If you take anything from my story, I hope it’s the importance and value of challenging your assumptions from time to time (even long-held assumptions like mine) - being open, curious and willing to experiment to see what works for you, rather then simply resting on the belief that you already know best or blindly accepting that the advice you got from someone else must be true for you, too.
What’s an experiment you could try to challenge one of your assumptions?
You just might be surprised at the results.
*Disclaimer: The information in this article is not intended as medical advice. It is intended as the sharing of knowledge and information from the personal research and experience of Aenslee Tanner. You should consult with your doctor or other healthcare professional before starting any diet to determine if it is right for your needs.*
My Keto Diary (up to the time of writing this article)
- DAYS 1 & 2: Started with a 16 hour fast from Friday evening to Saturday morning. Started high-fat, moderate protein, low-carb (<=20 net carbs/day) diet on Saturday. Normal spin class performance on Saturday morning. Felt cranky and had strong carb cravings all weekend. Slight repulsion to eating the fatty foods. Frequently thirsty and light-headed.
- DAYS 3 & 4: Experiencing euphoria, no feelings of hunger or fullness, carb cravings reduced slightly. Less resistance to eating the fatty foods, clear concentration, strong focus, increased stamina on the spin bike. Not tired, hard to sleep.
- REST OF WEEK 1: Feeling tired. No feelings of hunger. Fewer skin breakouts. Notice belly stays flat (no puffiness) after meals.
- WEEK 2: Increased stamina in spin class continues (no ‘dying’ at end of sprints, recover quickly, pulled a muscle from being able to push so hard on the bike!). Mental state feels like it’s returned to normal. Feel tired at bedtime as per normal. Carb cravings fluctuate but minimal hunger (now down to two meals a day). Body felt heavy during run. Frequently thirsty. Notice red spots (keto rash) on sides and front of torso. Eczema reduced.
- WEEK 3: Great stamina in spin continues. Feel light-headed and thirsty when haven’t eaten recently. Keto rash still there.
- WEEK 4: Feeling clear and energized. Great stamina in spin continues. Craving carbs towards the end of each day. Keto rash still there. Reduced inflammation in joints.

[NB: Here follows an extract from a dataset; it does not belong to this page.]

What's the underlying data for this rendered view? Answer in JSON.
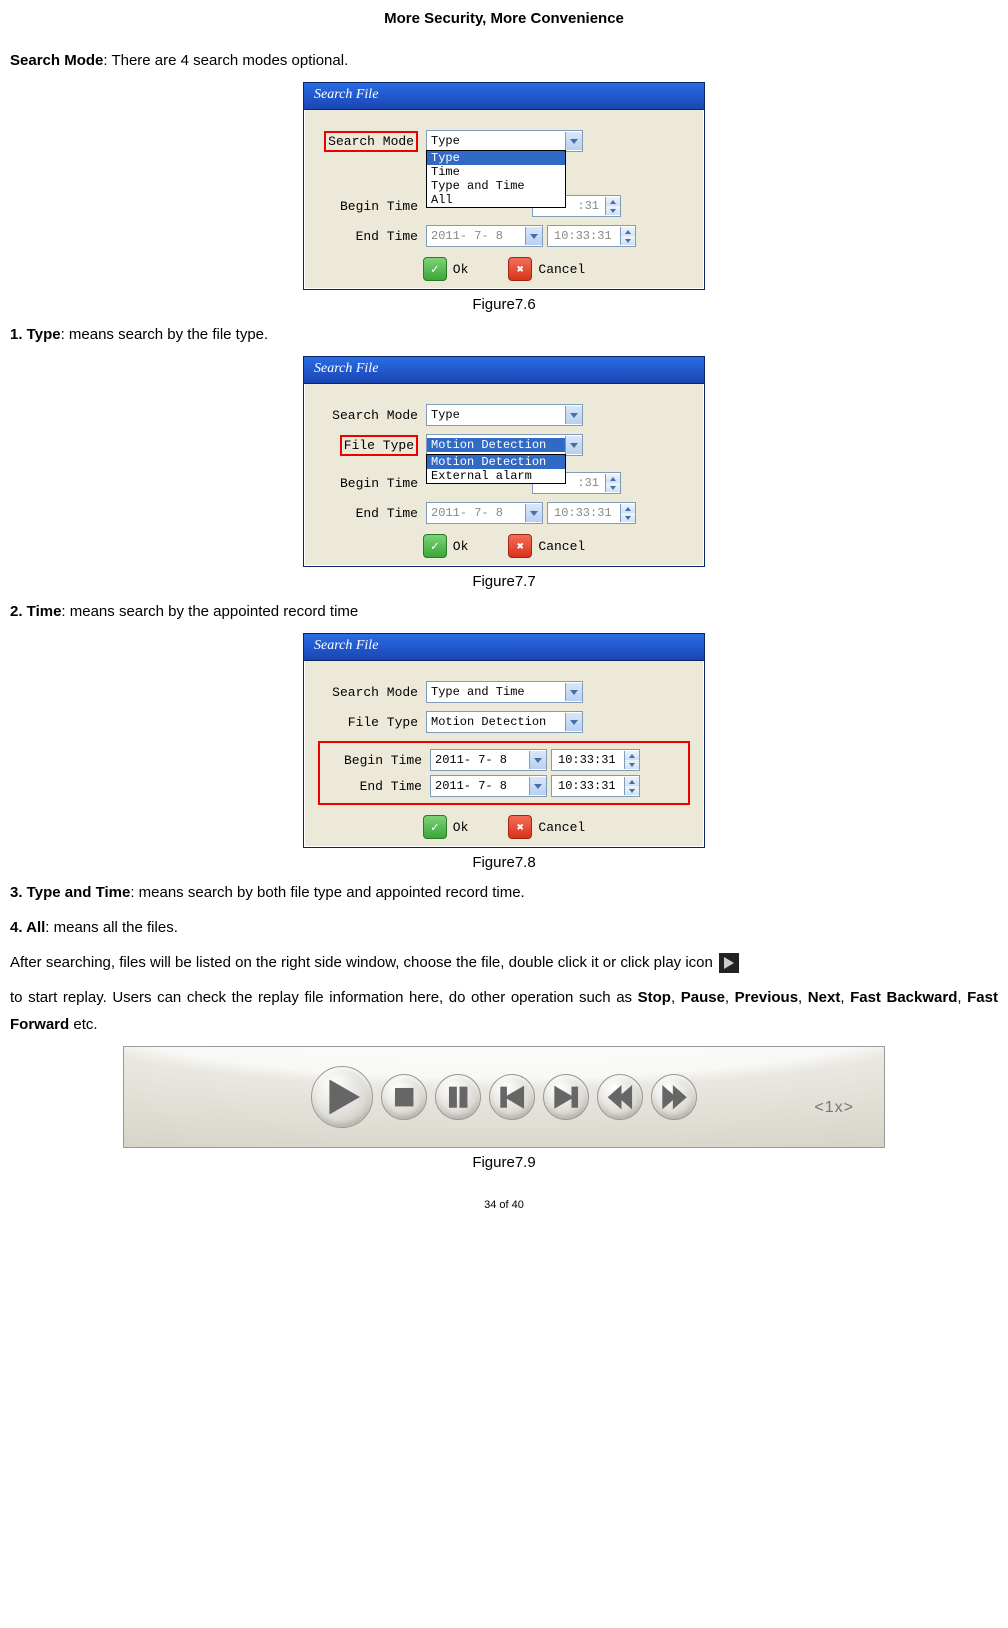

- WEEK 5: We went on holiday this week so decided to test out our metabolic flexibility by eating out/going back to a higher carb diet. Splurged on carbs on the first day of this week and ended up with a puffy belly and sore tummy. Noticed reduced mental clarity and less energy but also a reduction in keto rash. Immediately craved going back to keto diet so restricted foods to high-fat/low-carb as much as possible while on the road starting from day two of this week.
- WEEK 6: Great stamina in spin continues. Often thirsty so drink water constantly. Keto rash back more prominently than ever and starting to itch.
Summary of benefits:
- Greater mental clarity, stamina, and focus
- Greater physical stamina during training
- Reduced inflammation in joints
- Clearer skin/fewer breakouts
- Reduced eczema
- Reduced feelings of hunger (plus time saved from reduced meal times)
- No crashing of energy (ie blood sugar levels are stable all day long)
- No belly puffiness after eating
Summary of challenges:
- Keto rash
- Fluctuating carb cravings
- Changing social and emotional habits (eg going out to cafes/restaurants is difficult because just about everything on the menu is high in carbs; struggling to reprogram how much food is tied to social and emotional rituals (celebrating over a meal or with a cake, baking to show caring, etc))
As for my next steps in this experiment, I’m planning to:
- Head to the doctor for a blood test to make sure my results are still healthy given my significant change in diet
- Experiment with increasing carbs to 50-100/day and add in intermittent fasting to try to address keto rash
Further information on the ketogenic diet can be found here: